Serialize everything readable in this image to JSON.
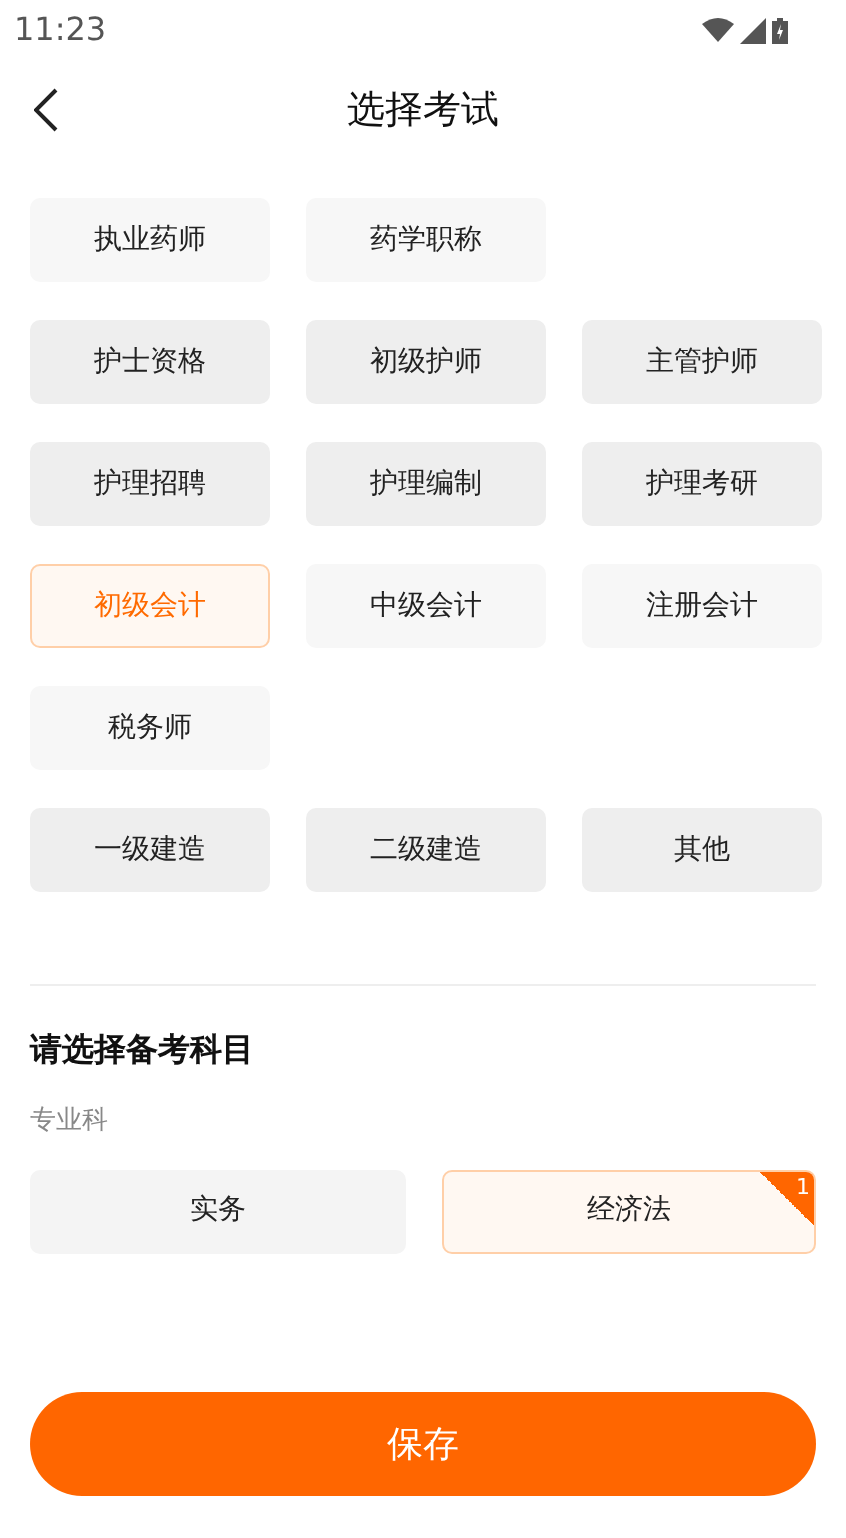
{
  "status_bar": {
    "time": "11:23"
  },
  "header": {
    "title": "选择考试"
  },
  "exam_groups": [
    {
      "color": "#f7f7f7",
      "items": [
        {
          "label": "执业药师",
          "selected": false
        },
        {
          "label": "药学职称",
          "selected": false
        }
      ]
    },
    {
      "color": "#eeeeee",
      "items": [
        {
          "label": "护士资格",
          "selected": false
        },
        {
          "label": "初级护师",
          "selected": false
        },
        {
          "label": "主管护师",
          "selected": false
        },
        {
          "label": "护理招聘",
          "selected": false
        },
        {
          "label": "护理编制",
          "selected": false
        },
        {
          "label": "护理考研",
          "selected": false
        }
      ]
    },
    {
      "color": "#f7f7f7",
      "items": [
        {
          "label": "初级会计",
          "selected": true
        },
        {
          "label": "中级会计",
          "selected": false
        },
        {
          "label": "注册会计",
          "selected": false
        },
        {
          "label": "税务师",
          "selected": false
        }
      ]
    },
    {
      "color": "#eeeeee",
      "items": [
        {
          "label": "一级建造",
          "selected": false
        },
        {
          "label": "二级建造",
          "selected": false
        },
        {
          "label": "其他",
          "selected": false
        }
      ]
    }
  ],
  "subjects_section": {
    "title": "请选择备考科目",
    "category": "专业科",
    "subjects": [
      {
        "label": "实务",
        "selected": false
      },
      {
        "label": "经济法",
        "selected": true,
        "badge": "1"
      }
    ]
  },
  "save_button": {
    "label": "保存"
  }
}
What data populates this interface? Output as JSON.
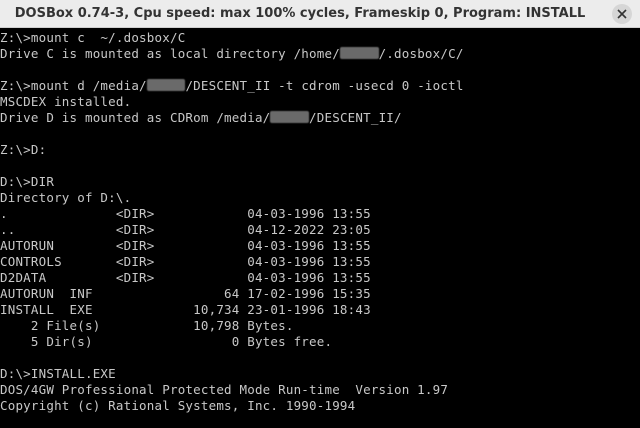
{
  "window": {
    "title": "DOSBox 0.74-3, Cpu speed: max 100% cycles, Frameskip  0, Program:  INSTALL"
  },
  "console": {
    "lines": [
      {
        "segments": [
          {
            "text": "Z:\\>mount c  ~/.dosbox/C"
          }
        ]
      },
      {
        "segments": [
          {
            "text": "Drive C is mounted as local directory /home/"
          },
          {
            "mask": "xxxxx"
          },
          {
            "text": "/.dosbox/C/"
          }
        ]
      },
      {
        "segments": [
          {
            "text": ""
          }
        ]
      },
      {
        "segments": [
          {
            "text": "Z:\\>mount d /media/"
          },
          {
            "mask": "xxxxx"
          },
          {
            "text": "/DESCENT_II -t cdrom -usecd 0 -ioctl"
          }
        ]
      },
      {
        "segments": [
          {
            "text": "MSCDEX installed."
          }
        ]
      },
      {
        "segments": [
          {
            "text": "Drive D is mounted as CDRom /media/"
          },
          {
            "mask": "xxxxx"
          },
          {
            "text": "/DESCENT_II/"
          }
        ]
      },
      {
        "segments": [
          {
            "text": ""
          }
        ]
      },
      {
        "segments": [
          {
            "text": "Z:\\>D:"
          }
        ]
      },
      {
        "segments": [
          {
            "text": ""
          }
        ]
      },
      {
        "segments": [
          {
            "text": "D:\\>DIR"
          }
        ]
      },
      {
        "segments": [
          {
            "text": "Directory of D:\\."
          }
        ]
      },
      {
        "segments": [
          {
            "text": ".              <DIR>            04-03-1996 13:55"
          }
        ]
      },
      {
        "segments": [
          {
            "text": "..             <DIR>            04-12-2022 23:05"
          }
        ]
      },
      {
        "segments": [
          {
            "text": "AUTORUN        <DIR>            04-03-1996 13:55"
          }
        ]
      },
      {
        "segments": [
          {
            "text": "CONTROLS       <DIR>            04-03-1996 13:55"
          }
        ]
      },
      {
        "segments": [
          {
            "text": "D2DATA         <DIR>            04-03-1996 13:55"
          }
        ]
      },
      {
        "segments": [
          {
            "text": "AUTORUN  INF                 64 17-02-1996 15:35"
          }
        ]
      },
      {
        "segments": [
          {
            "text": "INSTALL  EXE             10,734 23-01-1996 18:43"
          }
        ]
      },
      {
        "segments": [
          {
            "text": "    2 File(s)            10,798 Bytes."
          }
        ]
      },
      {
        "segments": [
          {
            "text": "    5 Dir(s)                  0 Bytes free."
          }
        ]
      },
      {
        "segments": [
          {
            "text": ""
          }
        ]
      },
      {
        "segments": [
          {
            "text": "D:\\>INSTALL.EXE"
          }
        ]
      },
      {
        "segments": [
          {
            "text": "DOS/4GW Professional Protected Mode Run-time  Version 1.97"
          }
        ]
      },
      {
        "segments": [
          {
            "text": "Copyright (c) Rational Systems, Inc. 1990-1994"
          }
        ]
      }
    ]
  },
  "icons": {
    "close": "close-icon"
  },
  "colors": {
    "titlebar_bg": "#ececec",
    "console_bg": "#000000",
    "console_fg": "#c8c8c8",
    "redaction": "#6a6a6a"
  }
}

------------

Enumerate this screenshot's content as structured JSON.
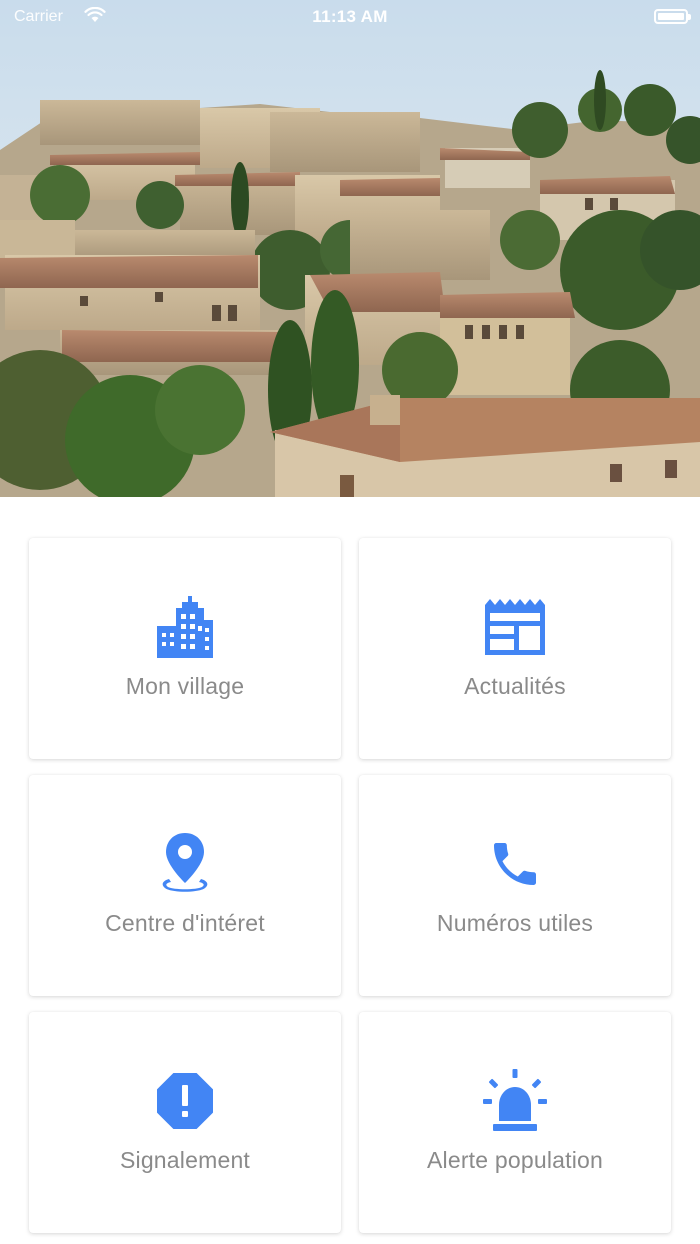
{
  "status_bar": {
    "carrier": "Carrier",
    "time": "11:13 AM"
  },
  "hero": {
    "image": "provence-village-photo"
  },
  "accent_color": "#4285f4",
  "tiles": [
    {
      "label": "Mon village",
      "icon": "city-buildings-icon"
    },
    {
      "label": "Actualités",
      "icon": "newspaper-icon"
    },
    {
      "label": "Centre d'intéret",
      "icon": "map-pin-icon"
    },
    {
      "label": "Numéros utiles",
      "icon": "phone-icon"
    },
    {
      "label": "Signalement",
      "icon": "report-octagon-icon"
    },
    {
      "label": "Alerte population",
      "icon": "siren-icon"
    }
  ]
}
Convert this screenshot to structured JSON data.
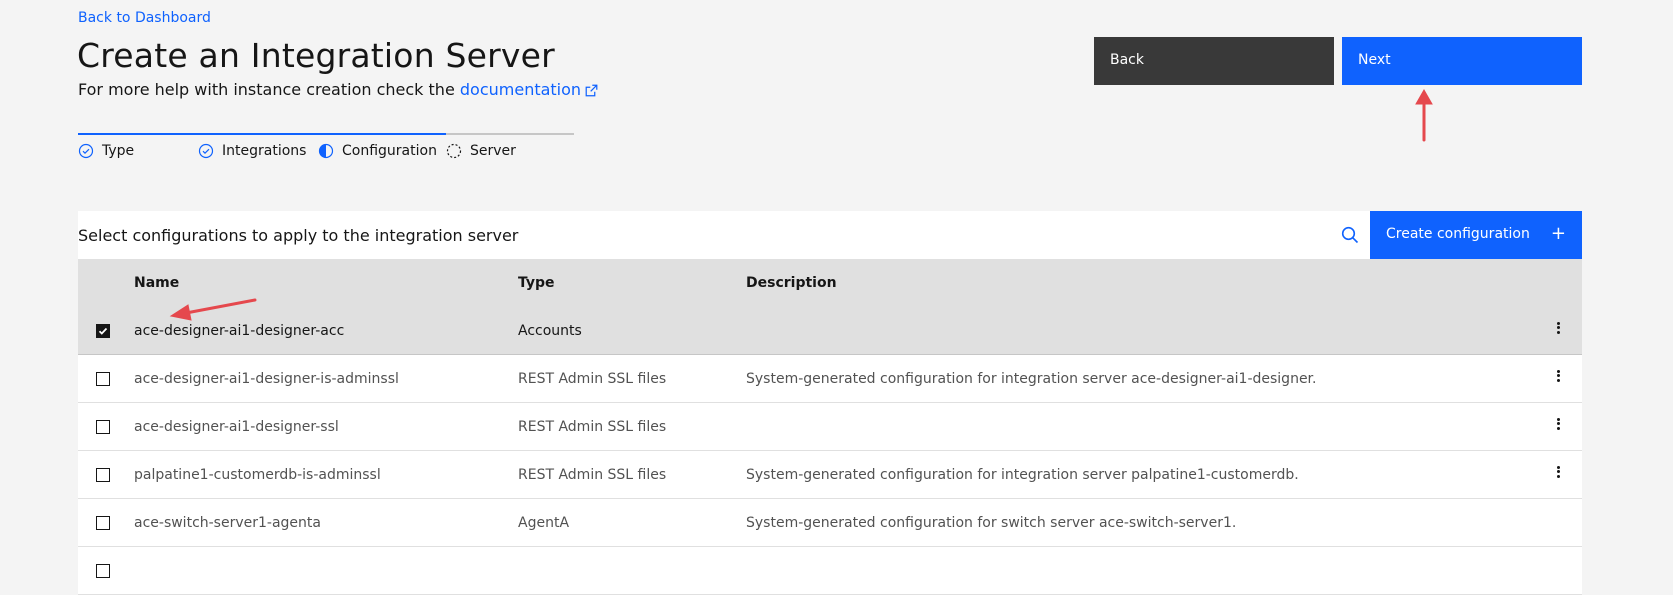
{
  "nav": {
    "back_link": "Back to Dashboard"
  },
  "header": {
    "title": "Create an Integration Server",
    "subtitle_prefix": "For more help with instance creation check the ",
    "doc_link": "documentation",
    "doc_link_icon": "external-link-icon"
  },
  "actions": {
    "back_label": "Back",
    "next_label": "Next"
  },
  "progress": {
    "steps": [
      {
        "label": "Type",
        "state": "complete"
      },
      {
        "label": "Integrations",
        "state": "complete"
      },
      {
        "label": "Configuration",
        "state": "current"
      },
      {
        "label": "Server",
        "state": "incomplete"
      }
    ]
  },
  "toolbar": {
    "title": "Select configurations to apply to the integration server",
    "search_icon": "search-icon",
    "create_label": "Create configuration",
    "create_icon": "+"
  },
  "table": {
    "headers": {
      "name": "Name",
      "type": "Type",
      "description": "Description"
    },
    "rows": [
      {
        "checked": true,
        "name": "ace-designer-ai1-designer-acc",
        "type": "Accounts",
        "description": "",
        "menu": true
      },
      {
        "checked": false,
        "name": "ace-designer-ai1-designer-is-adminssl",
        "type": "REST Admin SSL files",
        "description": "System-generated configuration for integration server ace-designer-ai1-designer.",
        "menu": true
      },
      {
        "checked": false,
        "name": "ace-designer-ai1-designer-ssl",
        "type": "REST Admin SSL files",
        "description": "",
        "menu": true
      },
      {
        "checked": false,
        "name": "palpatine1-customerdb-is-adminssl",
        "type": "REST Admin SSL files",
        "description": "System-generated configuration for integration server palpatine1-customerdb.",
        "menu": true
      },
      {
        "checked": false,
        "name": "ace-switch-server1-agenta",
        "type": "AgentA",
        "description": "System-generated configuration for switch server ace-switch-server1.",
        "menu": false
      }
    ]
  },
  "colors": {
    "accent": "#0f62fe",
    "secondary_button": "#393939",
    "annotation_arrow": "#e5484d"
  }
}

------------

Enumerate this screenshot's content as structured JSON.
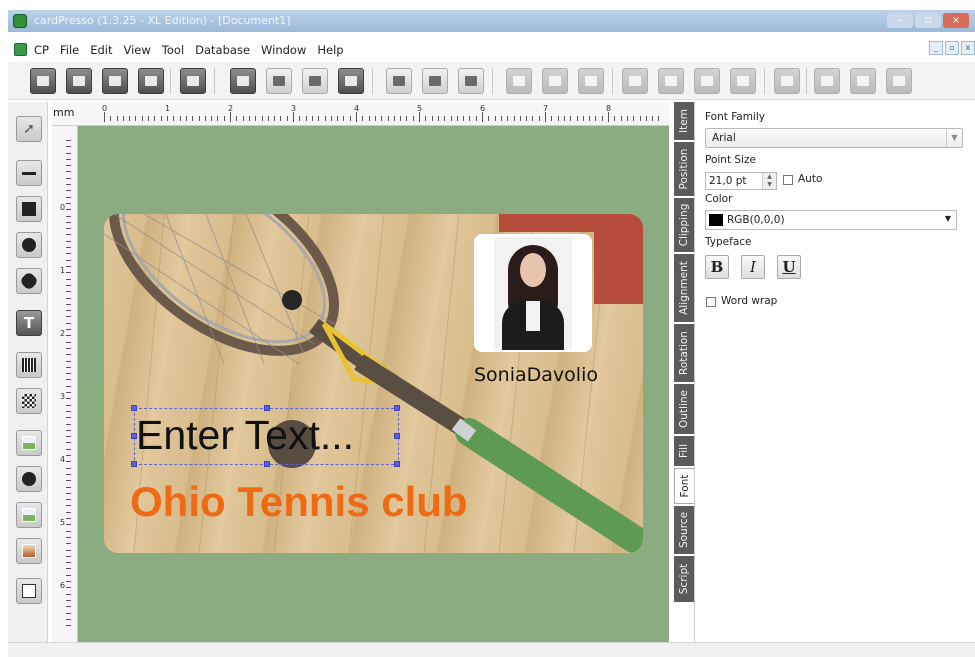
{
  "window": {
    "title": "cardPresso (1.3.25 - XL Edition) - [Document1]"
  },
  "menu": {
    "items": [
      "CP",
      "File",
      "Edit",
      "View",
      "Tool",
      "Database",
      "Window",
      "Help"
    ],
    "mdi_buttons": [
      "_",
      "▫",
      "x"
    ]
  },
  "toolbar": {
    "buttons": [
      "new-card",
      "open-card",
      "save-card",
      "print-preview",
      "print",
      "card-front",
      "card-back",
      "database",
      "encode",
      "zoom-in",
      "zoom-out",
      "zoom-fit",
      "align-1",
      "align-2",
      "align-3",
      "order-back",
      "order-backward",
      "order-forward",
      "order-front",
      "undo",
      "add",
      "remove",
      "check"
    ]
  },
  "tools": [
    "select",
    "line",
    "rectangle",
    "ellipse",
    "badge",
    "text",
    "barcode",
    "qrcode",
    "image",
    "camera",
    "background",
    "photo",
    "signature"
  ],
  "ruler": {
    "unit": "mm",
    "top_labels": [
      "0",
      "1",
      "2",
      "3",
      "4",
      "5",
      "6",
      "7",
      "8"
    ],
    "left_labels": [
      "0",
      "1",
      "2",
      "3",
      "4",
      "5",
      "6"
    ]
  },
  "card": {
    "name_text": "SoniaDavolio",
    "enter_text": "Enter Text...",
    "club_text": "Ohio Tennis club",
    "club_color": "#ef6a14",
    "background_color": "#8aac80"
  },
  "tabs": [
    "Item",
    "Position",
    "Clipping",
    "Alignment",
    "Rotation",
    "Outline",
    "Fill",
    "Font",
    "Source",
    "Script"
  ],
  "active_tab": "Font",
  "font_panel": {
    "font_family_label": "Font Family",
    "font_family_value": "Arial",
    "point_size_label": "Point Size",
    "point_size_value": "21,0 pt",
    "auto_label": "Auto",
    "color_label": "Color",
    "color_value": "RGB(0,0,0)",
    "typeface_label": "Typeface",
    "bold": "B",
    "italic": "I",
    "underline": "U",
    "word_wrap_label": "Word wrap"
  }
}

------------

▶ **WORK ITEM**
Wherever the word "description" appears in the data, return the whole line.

▶ **FINAL ANSWER**
      "description": "Description"
        "description": "",
        "description": "System-generated configuration for integration server ace-designer-ai1-designer.",
        "description": "",
        "description": "System-generated configuration for integration server palpatine1-customerdb.",
        "description": "System-generated configuration for switch server ace-switch-server1.",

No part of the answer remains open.